** Opening Supplied data block **

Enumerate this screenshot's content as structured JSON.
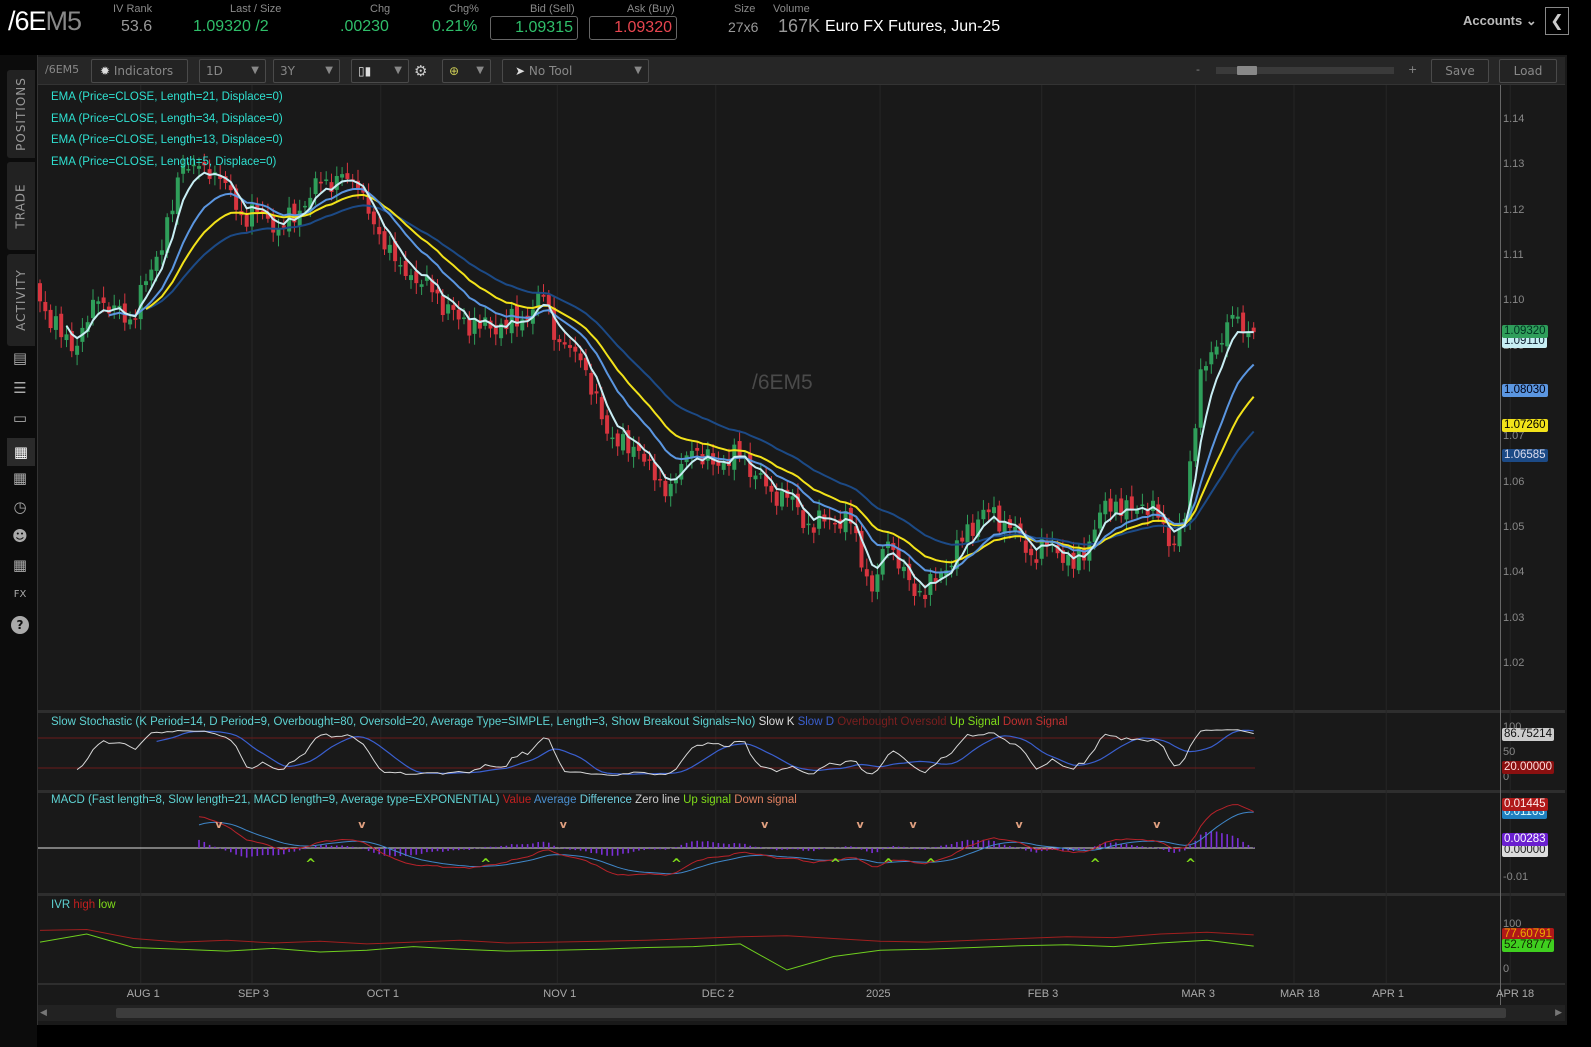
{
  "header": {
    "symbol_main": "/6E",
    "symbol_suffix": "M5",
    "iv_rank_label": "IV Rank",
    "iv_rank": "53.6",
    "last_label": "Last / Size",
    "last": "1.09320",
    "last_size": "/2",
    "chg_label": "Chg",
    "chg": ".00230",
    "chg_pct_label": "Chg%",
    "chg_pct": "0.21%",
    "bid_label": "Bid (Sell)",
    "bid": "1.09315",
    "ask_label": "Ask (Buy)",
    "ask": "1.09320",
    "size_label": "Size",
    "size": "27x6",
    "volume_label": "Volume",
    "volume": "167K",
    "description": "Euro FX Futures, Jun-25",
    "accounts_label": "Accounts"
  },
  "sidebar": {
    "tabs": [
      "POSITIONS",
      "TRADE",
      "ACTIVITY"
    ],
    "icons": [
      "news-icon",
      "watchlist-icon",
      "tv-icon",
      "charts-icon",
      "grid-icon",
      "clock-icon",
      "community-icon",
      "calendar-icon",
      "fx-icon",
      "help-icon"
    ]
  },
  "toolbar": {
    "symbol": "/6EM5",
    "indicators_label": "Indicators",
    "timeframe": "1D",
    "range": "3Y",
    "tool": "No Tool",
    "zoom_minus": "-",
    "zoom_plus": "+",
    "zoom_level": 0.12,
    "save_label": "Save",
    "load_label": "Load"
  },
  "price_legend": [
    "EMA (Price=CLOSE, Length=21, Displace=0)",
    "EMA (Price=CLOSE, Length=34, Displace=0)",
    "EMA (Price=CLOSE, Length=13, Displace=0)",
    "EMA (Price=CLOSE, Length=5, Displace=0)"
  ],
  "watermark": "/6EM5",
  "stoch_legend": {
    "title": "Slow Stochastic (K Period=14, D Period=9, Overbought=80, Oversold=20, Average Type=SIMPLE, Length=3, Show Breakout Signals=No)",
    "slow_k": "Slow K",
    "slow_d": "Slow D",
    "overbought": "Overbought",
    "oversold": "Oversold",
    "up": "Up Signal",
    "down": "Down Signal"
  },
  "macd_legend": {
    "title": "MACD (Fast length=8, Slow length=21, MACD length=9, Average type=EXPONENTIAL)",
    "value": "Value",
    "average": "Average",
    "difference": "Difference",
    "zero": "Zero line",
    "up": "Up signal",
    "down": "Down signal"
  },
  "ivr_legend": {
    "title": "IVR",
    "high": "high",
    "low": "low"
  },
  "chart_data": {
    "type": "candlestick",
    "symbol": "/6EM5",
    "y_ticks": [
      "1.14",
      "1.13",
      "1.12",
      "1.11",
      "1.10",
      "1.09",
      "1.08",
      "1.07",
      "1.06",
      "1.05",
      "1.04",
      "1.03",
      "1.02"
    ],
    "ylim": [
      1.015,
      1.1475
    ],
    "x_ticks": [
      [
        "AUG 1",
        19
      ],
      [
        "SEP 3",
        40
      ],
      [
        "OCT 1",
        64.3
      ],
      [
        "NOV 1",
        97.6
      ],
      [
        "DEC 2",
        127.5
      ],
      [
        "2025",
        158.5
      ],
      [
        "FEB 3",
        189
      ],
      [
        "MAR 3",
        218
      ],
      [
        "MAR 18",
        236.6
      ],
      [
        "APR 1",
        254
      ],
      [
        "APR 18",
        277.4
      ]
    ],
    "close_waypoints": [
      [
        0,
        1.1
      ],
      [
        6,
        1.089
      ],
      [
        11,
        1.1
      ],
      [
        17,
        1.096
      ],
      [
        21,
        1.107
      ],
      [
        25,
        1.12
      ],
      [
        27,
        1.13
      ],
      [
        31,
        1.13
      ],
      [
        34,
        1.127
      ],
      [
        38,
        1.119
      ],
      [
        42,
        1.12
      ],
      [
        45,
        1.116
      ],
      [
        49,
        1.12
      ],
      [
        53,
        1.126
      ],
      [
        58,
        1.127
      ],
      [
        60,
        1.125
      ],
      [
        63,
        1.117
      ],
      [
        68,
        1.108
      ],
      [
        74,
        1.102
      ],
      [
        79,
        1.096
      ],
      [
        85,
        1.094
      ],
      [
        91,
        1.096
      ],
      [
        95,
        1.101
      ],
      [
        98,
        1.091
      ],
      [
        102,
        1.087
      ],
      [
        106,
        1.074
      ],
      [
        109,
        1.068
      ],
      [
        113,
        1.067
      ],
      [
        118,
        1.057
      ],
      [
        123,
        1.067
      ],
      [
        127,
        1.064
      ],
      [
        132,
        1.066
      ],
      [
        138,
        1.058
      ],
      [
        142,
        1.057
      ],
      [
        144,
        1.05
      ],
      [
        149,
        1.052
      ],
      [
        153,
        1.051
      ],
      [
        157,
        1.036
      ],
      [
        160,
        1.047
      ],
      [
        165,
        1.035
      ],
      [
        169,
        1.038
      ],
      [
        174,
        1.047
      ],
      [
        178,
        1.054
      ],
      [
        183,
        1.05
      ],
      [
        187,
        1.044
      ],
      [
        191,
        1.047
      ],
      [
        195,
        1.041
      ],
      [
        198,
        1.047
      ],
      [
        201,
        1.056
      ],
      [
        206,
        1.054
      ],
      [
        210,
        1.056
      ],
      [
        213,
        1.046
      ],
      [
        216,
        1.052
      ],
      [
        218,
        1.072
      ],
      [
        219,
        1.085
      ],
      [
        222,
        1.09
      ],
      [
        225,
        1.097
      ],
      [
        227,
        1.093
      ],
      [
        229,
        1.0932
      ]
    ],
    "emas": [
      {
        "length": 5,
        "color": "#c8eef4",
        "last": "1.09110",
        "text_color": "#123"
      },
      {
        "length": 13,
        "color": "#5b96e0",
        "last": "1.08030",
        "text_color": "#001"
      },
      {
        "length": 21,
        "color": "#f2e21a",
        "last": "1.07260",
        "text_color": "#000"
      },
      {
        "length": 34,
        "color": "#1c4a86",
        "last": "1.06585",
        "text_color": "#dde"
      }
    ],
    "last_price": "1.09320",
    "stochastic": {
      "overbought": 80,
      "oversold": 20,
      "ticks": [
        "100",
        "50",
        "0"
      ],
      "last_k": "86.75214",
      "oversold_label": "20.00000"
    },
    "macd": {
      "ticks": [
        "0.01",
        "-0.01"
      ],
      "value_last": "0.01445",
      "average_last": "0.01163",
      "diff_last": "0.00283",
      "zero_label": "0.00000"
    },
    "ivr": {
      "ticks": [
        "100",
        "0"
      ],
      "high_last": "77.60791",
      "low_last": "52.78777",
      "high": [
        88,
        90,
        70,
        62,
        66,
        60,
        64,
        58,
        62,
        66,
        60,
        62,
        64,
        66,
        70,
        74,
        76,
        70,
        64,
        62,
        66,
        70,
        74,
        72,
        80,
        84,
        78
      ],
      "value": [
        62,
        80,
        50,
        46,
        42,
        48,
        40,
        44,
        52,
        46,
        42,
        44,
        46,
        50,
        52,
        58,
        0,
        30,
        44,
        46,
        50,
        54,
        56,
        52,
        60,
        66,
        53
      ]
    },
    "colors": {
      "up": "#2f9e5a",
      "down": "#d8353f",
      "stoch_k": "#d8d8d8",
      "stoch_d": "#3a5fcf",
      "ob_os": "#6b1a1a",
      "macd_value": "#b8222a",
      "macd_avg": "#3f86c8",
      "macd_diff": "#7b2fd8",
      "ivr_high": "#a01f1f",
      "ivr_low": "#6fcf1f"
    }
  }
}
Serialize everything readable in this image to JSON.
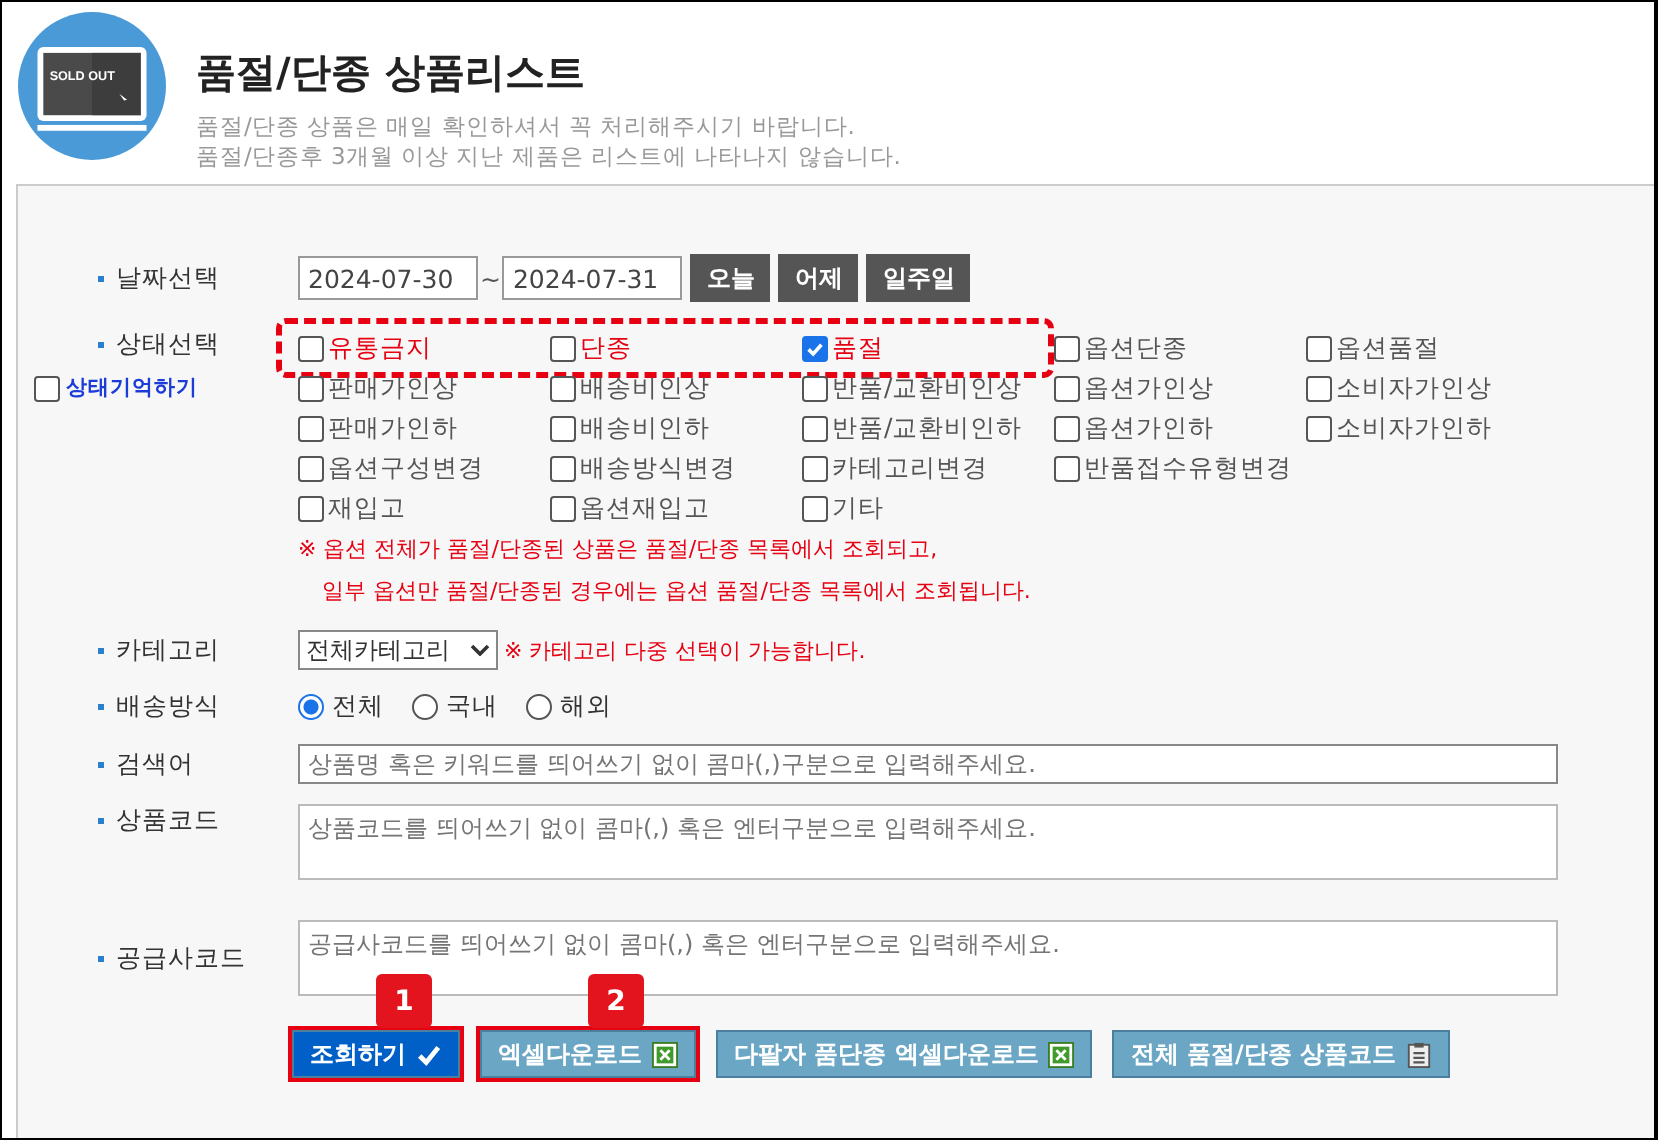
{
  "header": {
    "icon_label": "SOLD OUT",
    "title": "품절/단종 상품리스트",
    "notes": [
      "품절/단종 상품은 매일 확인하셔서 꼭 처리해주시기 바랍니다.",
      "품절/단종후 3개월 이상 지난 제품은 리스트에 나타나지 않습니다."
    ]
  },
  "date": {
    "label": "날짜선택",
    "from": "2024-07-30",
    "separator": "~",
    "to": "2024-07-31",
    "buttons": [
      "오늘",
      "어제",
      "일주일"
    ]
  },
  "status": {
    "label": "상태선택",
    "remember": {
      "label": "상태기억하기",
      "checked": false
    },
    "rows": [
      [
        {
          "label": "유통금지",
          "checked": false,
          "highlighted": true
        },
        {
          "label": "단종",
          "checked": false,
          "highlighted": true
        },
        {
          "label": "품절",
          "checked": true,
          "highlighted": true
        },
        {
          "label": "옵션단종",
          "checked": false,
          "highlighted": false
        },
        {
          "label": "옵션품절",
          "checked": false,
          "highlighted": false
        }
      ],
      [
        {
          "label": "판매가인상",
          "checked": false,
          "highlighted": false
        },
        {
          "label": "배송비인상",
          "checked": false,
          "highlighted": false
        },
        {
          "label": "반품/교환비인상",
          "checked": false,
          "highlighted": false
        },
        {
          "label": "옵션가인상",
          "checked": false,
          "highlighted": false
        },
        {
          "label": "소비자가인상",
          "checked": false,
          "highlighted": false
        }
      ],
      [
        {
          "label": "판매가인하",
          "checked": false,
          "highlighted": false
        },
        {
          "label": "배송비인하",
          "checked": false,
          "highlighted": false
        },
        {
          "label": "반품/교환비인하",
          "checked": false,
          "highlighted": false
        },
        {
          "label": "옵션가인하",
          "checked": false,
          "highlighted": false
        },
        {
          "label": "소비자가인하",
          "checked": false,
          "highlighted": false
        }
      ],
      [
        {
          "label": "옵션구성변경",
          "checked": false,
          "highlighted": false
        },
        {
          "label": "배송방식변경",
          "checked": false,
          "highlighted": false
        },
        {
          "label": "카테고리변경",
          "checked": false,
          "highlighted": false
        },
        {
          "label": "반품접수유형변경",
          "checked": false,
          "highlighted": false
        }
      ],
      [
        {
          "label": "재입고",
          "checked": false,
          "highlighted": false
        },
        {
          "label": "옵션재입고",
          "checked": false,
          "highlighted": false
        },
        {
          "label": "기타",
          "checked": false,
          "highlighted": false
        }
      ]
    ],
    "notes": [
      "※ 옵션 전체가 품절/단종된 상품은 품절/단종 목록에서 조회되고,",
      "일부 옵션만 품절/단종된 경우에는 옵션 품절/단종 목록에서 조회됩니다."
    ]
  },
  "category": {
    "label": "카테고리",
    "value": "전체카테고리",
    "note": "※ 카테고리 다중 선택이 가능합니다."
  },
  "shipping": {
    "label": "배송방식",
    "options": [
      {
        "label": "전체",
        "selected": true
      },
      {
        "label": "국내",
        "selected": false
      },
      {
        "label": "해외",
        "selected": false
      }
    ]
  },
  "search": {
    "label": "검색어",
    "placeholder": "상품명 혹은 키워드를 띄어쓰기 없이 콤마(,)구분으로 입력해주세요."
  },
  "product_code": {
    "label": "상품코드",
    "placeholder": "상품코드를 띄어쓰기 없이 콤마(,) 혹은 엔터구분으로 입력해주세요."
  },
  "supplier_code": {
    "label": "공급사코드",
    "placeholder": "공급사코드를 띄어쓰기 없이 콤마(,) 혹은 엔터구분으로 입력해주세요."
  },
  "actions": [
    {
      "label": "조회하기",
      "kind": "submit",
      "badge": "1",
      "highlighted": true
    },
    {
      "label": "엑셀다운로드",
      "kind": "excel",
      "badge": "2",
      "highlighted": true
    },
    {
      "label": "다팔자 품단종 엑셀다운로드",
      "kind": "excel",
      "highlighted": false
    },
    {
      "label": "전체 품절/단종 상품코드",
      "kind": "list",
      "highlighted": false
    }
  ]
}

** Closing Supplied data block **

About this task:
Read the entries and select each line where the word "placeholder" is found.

Expected output:
    "placeholder": "상품명 혹은 키워드를 띄어쓰기 없이 콤마(,)구분으로 입력해주세요."
    "placeholder": "상품코드를 띄어쓰기 없이 콤마(,) 혹은 엔터구분으로 입력해주세요."
    "placeholder": "공급사코드를 띄어쓰기 없이 콤마(,) 혹은 엔터구분으로 입력해주세요."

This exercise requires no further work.